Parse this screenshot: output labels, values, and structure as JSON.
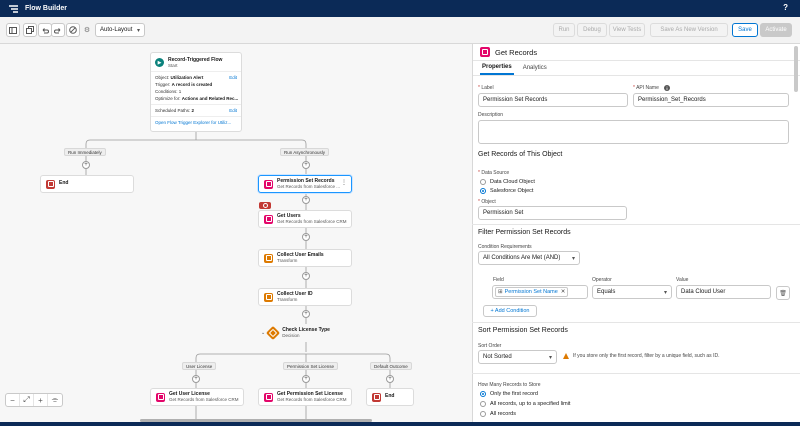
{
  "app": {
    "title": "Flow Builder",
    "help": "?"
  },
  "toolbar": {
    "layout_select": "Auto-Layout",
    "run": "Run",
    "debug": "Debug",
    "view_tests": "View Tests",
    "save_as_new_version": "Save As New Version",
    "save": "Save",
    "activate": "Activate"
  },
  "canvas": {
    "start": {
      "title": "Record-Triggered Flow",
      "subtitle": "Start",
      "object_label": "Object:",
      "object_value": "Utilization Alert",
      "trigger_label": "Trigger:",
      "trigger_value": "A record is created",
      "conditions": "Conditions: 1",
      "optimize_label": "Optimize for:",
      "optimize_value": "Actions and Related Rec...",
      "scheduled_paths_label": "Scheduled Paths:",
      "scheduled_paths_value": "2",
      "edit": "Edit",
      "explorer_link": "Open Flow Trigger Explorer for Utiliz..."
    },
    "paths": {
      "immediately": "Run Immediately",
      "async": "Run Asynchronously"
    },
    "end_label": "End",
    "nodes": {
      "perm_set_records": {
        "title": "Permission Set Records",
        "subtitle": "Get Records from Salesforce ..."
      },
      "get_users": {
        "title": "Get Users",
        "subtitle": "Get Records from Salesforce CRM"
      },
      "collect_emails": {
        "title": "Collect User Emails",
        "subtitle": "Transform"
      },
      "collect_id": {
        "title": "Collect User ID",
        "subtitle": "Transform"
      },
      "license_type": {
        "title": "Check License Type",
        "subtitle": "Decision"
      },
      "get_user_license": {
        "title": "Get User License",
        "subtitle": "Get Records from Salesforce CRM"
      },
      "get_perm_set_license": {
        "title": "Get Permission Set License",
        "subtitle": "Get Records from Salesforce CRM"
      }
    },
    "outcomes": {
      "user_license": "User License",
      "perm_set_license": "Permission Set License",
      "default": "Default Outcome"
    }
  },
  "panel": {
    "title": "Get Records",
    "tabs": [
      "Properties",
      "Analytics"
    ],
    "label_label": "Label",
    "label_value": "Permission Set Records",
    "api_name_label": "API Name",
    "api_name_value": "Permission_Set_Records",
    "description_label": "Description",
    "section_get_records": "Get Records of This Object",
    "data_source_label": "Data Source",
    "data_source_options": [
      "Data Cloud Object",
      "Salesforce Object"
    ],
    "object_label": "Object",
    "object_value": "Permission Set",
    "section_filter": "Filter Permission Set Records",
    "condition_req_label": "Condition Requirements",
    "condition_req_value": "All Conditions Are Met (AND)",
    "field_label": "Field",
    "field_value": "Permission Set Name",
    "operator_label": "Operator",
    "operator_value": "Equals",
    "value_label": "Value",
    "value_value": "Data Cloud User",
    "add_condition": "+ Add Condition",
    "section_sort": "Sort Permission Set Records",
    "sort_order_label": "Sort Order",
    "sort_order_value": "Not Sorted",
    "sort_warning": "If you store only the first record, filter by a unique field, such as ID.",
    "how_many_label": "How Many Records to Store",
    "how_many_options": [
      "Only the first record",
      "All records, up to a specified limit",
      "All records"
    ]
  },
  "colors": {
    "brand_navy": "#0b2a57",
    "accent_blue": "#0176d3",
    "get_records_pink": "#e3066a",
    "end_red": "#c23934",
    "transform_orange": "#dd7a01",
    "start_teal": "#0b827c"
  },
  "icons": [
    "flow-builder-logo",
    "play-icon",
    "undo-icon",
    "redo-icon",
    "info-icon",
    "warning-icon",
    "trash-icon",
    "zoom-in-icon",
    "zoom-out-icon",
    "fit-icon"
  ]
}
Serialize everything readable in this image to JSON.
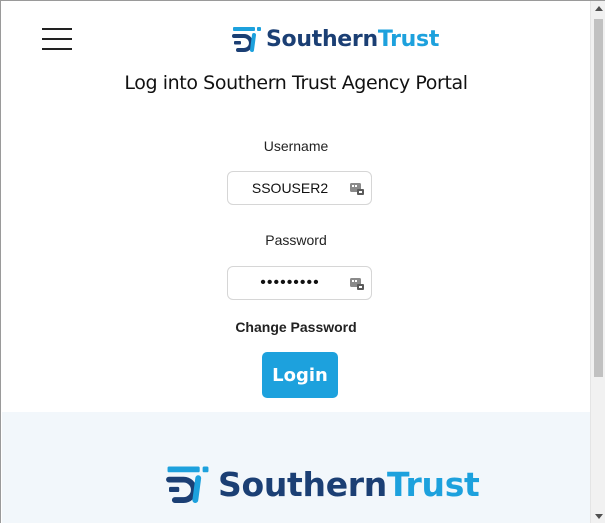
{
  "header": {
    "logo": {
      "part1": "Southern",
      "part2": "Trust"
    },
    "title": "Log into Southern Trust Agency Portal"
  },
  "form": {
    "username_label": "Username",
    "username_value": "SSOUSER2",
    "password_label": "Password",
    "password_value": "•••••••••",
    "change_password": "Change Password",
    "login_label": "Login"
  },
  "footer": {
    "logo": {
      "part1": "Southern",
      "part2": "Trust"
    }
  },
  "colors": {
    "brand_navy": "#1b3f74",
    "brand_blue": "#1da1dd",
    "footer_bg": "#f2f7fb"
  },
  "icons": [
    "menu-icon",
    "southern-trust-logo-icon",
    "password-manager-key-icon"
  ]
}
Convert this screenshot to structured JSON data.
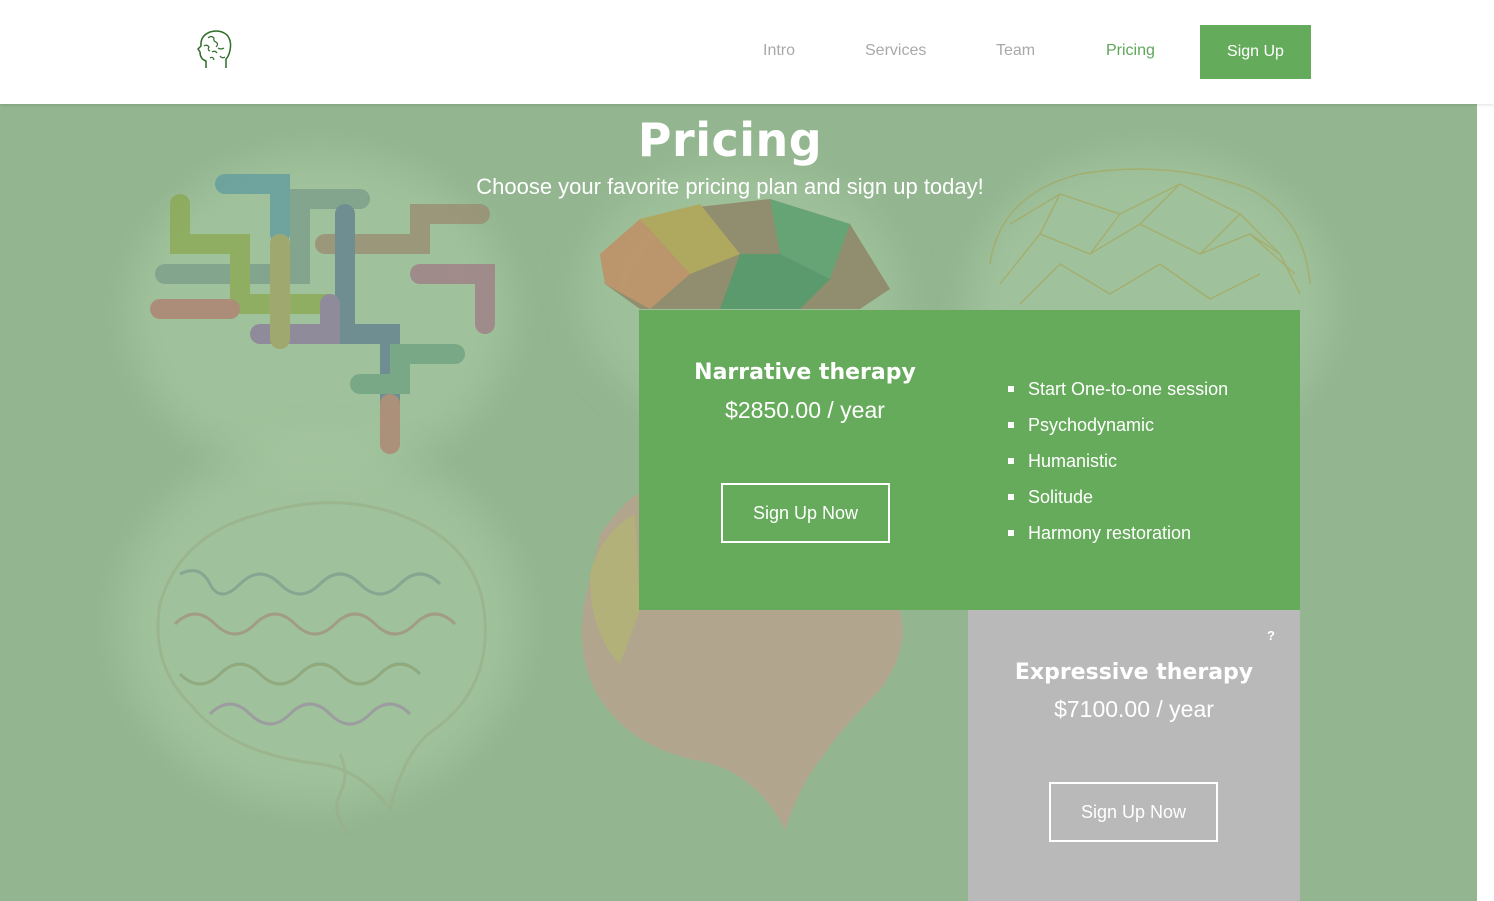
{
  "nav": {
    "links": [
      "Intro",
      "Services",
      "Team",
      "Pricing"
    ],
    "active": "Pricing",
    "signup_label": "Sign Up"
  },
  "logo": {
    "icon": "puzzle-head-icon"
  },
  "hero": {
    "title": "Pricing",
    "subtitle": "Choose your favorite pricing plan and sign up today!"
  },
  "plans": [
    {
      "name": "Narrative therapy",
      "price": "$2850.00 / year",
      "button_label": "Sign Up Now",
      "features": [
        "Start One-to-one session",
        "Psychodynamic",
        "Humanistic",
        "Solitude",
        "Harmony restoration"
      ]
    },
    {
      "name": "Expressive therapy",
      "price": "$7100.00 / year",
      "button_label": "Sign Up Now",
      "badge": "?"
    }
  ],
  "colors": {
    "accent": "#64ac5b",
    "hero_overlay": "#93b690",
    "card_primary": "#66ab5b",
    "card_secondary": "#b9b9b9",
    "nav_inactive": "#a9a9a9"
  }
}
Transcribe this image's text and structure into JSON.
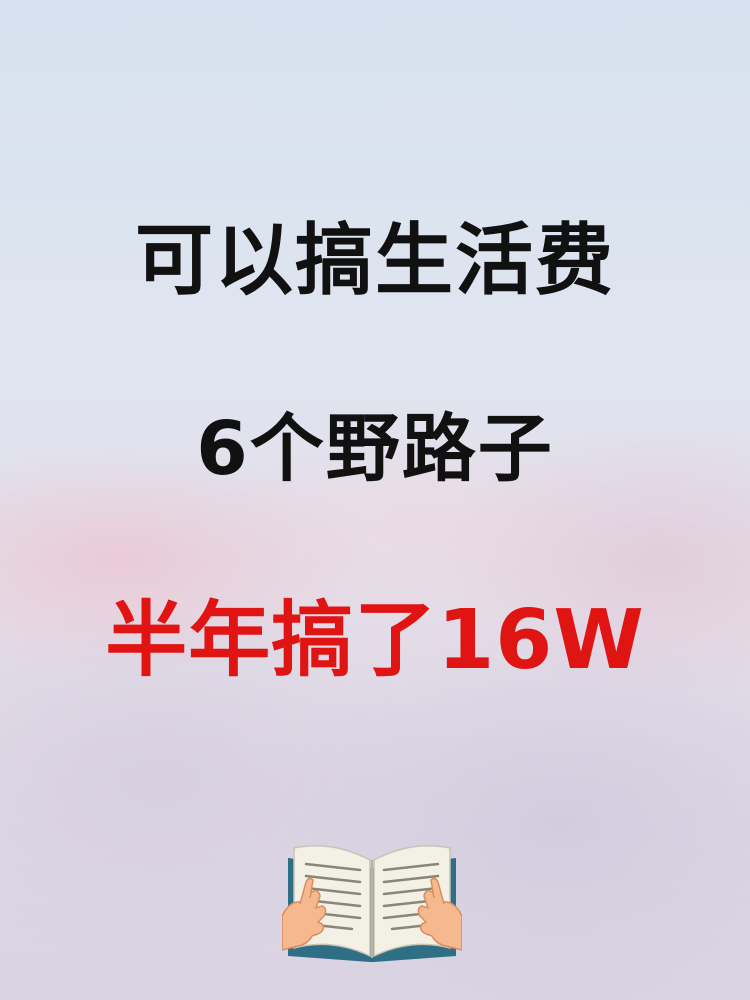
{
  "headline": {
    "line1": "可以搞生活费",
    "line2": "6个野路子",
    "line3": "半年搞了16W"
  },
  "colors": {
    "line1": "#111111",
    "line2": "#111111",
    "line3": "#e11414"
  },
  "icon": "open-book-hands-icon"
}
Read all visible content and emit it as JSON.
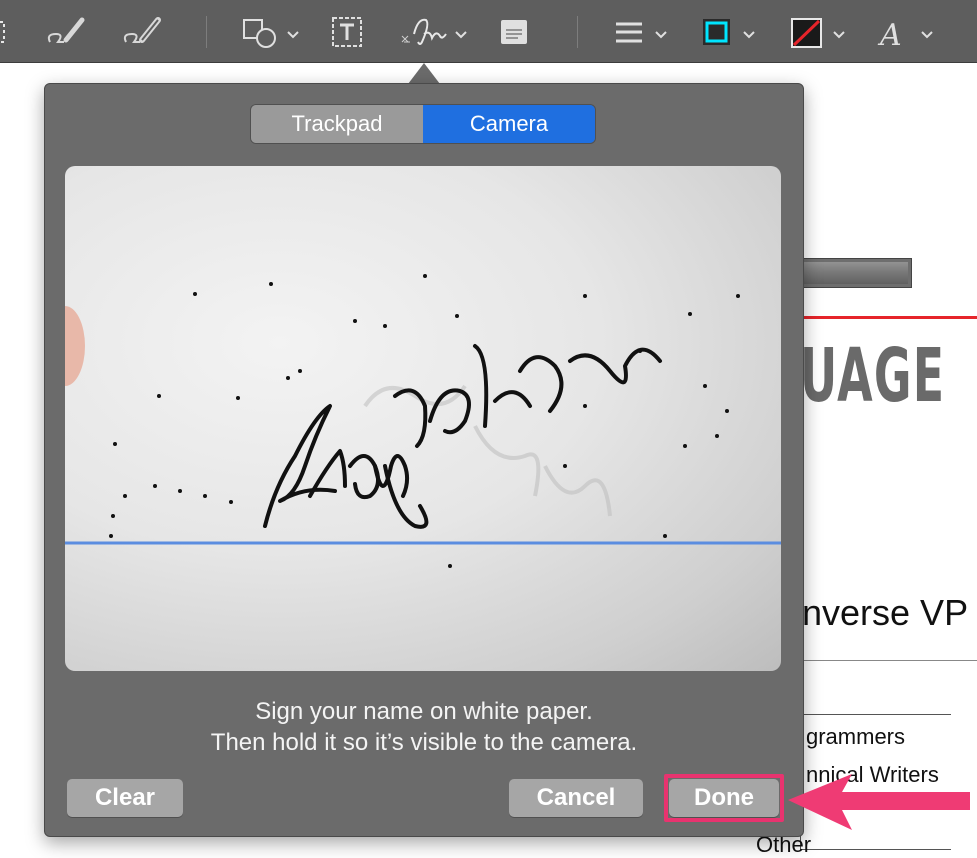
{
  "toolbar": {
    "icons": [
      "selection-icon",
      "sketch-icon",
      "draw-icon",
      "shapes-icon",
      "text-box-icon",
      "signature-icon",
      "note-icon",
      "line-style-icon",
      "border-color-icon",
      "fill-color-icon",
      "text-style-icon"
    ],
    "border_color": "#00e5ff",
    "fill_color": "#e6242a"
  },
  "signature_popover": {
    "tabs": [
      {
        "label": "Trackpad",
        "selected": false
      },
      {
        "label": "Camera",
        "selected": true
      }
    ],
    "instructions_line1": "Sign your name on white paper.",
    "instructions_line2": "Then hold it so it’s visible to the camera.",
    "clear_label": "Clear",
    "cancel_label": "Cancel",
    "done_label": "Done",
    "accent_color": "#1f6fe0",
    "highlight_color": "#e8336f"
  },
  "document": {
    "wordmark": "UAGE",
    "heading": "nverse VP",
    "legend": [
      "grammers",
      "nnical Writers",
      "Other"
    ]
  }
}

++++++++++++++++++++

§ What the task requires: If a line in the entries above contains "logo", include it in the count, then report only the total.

§ Solution to this task: 5